Task: Reproduce every record precisely, leaving no line out.

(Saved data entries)
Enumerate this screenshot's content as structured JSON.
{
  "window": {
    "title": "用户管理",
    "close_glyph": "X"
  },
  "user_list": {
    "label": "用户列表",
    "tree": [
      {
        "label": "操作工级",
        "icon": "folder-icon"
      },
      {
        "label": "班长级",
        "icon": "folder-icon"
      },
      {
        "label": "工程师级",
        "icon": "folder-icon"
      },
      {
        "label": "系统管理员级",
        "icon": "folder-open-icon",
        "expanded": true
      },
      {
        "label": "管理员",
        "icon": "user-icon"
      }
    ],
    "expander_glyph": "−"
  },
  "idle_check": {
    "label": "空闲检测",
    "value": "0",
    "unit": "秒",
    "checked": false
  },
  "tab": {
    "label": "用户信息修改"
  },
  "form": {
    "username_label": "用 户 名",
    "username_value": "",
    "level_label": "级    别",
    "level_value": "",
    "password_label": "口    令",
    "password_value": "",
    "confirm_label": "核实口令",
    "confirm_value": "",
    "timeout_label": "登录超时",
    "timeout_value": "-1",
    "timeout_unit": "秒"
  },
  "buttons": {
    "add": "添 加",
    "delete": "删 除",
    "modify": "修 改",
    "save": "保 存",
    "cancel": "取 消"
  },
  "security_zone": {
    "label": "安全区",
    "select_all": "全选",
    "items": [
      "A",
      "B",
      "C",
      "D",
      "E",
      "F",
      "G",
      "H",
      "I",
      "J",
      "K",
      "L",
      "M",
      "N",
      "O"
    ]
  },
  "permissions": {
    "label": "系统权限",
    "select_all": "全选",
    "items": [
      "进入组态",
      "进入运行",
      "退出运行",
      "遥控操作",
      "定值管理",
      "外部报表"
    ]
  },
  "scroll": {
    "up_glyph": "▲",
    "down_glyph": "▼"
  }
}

Result of this exercise:
Enumerate this screenshot's content as structured JSON.
{
  "window": {
    "title": "用户管理",
    "close_glyph": "X"
  },
  "user_list": {
    "label": "用户列表",
    "tree": [
      {
        "label": "操作工级",
        "icon": "folder-icon"
      },
      {
        "label": "班长级",
        "icon": "folder-icon"
      },
      {
        "label": "工程师级",
        "icon": "folder-icon"
      },
      {
        "label": "系统管理员级",
        "icon": "folder-open-icon",
        "expanded": true
      },
      {
        "label": "管理员",
        "icon": "user-icon"
      }
    ],
    "expander_glyph": "−"
  },
  "idle_check": {
    "label": "空闲检测",
    "value": "0",
    "unit": "秒",
    "checked": false
  },
  "tab": {
    "label": "用户信息修改"
  },
  "form": {
    "username_label": "用 户 名",
    "username_value": "",
    "level_label": "级    别",
    "level_value": "",
    "password_label": "口    令",
    "password_value": "",
    "confirm_label": "核实口令",
    "confirm_value": "",
    "timeout_label": "登录超时",
    "timeout_value": "-1",
    "timeout_unit": "秒"
  },
  "buttons": {
    "add": "添 加",
    "delete": "删 除",
    "modify": "修 改",
    "save": "保 存",
    "cancel": "取 消"
  },
  "security_zone": {
    "label": "安全区",
    "select_all": "全选",
    "items": [
      "A",
      "B",
      "C",
      "D",
      "E",
      "F",
      "G",
      "H",
      "I",
      "J",
      "K",
      "L",
      "M",
      "N",
      "O"
    ]
  },
  "permissions": {
    "label": "系统权限",
    "select_all": "全选",
    "items": [
      "进入组态",
      "进入运行",
      "退出运行",
      "遥控操作",
      "定值管理",
      "外部报表"
    ]
  },
  "scroll": {
    "up_glyph": "▲",
    "down_glyph": "▼"
  }
}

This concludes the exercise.